Across the following data, how many lines include the string "Haijatimiza"? Reply with the number and nothing more.

Entries from a dataset of interfaces
[Start of Attachment]

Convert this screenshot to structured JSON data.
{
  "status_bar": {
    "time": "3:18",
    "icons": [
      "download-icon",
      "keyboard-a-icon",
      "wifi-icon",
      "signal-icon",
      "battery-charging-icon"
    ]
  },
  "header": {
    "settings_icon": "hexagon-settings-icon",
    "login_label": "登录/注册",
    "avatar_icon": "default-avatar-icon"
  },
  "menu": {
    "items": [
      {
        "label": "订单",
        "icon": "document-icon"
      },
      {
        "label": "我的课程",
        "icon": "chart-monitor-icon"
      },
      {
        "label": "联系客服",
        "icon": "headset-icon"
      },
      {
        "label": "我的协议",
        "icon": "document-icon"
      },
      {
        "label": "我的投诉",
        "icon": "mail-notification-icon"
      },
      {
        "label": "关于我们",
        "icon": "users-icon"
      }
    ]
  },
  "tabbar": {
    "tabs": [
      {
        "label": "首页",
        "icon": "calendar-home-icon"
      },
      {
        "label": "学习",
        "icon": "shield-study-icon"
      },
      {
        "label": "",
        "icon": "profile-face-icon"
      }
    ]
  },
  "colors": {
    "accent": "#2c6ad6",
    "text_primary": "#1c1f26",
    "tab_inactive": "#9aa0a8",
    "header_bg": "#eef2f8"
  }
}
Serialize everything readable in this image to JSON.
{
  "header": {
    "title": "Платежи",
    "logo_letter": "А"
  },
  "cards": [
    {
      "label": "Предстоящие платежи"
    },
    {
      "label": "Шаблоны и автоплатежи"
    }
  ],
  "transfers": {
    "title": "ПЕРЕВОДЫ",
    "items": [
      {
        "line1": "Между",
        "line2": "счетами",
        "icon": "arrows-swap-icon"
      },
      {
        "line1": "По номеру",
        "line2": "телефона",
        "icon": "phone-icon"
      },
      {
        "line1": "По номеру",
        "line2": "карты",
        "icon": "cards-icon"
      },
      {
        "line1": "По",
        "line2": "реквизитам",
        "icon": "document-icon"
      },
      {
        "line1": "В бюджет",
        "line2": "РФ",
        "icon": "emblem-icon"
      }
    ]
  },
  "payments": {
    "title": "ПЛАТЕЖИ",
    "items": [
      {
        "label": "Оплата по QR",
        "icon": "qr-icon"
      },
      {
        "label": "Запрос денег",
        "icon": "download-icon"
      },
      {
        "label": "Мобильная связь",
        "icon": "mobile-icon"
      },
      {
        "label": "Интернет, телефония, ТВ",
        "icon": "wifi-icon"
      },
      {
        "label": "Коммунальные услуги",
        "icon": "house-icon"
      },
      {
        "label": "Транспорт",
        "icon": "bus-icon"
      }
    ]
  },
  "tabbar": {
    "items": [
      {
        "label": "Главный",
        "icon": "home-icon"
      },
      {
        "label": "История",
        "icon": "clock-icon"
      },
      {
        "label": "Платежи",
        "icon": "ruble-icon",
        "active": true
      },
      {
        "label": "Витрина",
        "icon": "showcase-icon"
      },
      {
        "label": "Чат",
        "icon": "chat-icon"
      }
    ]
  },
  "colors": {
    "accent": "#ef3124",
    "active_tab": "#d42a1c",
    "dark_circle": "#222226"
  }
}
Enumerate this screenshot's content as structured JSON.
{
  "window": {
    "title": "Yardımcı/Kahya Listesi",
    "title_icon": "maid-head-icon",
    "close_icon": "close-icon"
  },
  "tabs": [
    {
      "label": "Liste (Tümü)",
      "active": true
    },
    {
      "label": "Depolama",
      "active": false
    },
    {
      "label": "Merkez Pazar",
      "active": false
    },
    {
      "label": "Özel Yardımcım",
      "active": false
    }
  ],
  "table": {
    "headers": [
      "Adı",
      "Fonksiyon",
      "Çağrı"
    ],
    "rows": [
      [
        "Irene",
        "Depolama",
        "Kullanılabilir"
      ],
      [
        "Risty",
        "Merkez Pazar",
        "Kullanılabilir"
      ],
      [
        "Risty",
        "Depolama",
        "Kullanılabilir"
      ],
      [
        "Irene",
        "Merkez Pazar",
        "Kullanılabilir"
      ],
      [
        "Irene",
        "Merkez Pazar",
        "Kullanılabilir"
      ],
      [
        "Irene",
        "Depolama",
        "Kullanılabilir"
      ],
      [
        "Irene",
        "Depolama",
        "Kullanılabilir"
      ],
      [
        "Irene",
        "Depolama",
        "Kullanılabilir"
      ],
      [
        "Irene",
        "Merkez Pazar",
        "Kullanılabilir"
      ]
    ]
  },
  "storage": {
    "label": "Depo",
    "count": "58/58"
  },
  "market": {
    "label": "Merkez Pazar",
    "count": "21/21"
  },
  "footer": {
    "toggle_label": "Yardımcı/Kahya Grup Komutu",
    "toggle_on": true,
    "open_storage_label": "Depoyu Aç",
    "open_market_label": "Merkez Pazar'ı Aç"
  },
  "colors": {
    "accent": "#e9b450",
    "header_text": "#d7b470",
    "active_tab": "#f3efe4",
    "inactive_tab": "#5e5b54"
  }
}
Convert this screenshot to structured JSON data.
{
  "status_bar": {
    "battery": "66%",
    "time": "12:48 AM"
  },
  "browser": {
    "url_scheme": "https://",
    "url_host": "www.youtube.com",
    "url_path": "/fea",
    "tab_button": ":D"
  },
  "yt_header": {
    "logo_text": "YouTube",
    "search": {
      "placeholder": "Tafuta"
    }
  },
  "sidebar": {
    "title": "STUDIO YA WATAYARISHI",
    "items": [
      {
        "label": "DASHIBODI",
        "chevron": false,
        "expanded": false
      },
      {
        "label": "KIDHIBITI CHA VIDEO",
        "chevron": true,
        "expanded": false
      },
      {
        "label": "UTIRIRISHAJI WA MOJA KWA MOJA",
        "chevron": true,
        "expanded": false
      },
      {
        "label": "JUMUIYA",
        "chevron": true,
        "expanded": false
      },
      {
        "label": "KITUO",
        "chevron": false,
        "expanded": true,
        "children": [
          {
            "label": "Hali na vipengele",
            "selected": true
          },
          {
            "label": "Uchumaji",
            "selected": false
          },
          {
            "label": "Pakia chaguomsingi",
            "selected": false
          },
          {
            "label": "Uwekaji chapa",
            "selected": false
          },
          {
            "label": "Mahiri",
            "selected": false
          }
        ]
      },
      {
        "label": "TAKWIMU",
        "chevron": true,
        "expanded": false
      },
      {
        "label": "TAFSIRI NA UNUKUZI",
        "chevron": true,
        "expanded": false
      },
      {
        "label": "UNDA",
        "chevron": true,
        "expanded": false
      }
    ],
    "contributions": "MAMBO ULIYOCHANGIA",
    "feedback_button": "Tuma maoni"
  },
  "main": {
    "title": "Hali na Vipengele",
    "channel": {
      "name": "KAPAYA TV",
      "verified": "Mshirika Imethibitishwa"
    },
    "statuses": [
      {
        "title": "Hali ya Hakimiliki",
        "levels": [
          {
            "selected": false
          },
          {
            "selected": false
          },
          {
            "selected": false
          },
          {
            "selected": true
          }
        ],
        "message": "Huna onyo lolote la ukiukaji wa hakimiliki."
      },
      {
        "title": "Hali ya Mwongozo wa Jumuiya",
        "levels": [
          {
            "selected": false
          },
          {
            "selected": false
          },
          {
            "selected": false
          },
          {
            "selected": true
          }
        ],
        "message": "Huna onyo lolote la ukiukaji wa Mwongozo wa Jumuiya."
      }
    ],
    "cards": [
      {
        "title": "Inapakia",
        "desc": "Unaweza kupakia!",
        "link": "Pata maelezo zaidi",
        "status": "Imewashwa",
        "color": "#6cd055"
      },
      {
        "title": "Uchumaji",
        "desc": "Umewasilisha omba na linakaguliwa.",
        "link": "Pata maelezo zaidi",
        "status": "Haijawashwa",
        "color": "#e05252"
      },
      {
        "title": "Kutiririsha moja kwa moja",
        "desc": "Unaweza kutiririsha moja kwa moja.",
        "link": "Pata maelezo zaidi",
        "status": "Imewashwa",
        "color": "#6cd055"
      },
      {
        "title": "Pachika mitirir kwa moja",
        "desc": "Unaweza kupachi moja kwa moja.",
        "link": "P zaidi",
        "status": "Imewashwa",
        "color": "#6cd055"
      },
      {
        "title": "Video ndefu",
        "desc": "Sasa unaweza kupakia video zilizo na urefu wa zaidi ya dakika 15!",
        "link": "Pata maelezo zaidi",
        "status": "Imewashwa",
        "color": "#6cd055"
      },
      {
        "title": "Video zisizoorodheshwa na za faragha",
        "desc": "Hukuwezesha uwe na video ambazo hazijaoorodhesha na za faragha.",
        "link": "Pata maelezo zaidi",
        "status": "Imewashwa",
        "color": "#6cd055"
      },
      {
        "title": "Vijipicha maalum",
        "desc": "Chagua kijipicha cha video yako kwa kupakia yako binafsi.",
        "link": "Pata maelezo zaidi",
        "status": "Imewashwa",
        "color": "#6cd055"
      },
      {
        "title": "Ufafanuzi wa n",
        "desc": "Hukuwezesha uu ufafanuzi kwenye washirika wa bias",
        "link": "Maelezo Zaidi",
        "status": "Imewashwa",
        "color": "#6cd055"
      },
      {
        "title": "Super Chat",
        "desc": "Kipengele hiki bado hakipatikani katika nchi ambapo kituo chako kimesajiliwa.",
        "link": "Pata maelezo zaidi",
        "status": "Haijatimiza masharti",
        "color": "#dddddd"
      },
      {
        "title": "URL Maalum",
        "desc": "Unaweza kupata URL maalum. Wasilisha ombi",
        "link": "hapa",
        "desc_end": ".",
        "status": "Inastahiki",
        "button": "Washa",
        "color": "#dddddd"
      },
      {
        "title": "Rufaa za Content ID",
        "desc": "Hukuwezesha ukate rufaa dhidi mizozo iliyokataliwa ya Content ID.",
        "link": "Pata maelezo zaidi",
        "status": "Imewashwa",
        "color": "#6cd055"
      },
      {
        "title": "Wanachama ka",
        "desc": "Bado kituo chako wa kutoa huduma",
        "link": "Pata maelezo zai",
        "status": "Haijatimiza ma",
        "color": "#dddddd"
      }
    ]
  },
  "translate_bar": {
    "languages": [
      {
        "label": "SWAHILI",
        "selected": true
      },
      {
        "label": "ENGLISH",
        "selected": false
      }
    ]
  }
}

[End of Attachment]

Your response >>
2